*WORK TO BE COMPLETED*
Go through the listing below and work out how many lines hold "Analyst"; reply with the figure alone.

[[ DATA TO USE, beginning ]]

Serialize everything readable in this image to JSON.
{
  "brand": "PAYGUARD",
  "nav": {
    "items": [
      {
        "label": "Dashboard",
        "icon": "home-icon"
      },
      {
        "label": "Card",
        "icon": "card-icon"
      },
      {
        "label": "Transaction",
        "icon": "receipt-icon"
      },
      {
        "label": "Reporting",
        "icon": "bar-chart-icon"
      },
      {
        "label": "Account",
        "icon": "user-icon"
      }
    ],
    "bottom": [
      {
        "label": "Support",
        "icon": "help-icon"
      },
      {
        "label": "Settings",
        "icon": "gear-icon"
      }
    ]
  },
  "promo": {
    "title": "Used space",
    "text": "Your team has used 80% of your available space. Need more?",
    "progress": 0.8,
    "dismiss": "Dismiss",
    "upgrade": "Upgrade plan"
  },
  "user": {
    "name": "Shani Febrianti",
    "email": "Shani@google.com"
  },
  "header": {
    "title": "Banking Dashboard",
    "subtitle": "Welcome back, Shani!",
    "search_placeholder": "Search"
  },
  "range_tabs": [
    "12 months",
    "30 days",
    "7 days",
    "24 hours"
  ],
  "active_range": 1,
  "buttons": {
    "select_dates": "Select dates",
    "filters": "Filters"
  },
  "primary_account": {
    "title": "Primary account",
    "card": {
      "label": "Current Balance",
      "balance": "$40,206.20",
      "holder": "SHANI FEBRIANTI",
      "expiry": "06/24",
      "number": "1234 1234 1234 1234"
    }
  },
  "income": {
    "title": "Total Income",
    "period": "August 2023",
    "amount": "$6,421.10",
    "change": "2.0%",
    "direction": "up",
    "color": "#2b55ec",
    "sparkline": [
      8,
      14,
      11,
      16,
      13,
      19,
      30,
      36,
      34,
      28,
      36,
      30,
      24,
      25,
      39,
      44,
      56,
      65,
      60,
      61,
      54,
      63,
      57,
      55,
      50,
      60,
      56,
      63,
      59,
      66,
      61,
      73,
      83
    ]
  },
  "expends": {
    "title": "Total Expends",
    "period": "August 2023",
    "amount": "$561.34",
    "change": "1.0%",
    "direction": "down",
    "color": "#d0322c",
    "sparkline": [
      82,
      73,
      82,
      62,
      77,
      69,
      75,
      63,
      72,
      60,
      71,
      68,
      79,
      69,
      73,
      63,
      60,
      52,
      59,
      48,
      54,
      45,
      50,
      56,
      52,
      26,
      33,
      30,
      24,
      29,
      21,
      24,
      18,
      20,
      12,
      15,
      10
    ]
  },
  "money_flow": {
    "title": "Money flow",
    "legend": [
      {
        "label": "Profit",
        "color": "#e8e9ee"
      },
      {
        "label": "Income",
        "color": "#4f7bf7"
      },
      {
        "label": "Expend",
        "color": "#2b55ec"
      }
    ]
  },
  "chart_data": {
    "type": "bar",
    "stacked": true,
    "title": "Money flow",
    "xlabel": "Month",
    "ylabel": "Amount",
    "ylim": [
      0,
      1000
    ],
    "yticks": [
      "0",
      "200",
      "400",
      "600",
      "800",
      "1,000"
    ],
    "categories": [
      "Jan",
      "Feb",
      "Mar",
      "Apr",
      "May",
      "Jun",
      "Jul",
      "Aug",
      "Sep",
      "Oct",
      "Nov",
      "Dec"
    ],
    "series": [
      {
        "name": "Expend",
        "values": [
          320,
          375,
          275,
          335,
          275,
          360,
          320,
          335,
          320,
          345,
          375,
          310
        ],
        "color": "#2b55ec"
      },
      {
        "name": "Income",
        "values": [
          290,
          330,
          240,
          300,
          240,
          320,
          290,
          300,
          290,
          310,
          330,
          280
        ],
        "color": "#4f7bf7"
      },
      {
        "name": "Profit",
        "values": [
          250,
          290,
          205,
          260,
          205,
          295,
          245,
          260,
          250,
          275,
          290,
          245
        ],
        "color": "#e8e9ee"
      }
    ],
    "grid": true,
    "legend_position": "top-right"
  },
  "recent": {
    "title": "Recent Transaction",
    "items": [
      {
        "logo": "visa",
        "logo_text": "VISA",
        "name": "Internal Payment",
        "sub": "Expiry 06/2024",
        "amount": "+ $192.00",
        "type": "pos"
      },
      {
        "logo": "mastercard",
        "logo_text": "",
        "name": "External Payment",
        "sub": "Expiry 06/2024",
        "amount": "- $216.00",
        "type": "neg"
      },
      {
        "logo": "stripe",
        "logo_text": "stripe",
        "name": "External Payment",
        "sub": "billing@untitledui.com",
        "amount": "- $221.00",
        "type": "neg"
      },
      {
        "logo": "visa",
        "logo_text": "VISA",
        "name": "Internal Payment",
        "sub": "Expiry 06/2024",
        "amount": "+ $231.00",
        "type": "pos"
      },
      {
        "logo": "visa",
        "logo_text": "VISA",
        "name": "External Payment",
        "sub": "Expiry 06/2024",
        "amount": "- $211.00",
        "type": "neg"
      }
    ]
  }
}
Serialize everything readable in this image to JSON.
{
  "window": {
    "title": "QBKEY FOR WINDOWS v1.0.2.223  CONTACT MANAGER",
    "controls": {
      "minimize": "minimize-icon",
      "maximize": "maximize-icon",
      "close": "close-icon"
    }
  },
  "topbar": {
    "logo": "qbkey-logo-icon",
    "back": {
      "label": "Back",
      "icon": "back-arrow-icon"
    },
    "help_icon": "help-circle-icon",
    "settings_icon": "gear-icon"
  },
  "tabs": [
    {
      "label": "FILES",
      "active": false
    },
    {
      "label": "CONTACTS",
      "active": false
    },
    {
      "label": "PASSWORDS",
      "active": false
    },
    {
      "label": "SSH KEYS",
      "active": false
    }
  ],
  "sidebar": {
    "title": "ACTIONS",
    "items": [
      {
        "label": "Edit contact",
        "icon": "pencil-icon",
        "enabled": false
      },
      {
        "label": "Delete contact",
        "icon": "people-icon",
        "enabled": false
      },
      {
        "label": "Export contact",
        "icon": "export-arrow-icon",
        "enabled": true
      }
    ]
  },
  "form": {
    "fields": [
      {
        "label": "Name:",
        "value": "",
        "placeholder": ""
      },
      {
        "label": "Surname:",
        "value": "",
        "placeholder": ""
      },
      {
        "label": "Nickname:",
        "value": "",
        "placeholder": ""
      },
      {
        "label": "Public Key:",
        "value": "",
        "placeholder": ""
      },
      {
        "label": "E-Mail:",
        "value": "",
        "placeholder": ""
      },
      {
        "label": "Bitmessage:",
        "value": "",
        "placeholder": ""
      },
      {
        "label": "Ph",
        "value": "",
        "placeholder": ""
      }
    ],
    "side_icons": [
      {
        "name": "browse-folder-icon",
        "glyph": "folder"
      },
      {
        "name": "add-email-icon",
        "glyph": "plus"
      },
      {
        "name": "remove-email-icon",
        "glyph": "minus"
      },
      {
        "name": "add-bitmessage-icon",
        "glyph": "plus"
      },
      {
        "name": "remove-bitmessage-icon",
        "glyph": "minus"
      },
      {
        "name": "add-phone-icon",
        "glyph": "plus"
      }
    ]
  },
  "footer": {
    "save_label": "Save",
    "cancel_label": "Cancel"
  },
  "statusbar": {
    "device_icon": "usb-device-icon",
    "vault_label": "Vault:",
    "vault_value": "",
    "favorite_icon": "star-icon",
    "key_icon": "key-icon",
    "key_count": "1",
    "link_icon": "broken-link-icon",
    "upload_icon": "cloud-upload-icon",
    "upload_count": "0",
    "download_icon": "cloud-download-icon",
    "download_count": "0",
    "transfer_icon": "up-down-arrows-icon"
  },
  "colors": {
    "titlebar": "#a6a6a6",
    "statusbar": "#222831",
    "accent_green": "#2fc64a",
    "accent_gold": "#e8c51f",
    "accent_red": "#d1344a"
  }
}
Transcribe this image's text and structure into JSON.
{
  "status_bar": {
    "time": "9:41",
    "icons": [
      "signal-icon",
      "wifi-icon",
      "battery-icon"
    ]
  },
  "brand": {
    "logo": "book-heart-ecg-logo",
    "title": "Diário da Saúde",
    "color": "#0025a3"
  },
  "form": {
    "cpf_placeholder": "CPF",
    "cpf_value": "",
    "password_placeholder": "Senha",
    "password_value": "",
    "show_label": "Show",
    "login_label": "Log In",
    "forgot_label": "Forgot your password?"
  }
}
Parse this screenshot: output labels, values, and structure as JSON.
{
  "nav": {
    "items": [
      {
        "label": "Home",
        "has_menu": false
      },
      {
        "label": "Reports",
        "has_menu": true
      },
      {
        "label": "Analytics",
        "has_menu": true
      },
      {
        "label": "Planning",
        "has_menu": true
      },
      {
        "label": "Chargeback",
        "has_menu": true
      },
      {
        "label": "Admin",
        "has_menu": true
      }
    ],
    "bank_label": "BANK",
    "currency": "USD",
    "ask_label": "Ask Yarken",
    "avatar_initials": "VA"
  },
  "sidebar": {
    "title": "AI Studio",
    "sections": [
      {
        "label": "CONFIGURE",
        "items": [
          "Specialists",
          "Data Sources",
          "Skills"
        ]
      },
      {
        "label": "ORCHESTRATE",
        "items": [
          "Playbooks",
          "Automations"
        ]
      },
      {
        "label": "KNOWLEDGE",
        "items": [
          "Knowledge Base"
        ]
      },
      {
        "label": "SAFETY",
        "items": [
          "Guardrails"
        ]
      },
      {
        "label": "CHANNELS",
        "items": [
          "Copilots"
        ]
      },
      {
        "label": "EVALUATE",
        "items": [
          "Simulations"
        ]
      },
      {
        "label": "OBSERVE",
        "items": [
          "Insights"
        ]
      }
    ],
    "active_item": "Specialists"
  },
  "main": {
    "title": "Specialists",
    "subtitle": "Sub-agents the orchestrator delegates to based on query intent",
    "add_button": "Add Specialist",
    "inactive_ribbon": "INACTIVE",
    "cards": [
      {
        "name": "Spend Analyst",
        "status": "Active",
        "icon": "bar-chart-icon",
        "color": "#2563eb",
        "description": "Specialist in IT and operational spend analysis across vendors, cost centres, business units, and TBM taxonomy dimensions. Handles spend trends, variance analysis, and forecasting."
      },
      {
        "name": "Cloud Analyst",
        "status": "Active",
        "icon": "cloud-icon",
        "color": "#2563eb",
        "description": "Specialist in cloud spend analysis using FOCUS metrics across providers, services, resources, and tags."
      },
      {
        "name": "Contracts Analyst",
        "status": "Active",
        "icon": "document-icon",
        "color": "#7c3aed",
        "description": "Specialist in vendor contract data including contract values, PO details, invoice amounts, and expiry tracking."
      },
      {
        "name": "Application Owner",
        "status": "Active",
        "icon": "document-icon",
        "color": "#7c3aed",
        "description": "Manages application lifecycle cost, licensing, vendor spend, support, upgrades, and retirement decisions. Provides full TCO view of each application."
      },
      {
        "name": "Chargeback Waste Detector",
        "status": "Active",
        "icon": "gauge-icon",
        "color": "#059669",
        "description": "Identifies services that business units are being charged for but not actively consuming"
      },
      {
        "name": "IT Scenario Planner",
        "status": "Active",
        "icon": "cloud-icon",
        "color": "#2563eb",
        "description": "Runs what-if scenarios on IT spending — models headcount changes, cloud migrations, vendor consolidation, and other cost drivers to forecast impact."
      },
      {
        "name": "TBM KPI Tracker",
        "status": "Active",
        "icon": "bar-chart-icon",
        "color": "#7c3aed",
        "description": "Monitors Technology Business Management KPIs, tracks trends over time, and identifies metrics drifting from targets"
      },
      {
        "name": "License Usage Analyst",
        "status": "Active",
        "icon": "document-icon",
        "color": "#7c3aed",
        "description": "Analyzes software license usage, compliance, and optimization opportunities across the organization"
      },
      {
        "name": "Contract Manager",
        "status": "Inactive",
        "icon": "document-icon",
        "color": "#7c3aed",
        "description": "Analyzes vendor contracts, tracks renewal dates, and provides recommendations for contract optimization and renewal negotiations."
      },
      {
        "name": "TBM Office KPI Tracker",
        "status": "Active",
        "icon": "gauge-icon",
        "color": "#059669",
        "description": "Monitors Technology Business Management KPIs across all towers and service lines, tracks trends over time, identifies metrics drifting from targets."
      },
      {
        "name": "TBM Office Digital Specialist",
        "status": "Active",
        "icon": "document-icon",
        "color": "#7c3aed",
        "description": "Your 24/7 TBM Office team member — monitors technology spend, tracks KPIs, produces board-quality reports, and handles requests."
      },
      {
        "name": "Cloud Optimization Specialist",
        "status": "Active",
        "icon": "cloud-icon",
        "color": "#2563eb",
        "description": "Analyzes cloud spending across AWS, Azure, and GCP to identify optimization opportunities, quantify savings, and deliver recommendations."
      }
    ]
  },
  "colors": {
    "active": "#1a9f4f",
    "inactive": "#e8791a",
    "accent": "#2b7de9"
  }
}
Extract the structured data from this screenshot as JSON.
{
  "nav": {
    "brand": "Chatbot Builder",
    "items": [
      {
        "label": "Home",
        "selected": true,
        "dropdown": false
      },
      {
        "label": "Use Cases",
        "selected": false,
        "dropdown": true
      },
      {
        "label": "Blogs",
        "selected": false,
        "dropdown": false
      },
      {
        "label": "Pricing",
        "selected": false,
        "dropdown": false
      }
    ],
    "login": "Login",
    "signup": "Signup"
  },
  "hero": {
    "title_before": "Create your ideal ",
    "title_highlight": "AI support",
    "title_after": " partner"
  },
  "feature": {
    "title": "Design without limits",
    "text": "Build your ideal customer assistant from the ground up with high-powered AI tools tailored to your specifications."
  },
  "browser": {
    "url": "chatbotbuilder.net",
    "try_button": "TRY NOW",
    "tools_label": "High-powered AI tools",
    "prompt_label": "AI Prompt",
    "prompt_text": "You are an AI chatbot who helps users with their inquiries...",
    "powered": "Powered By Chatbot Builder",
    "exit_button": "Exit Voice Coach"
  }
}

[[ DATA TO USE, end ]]

*PROBLEM SOLUTION*
4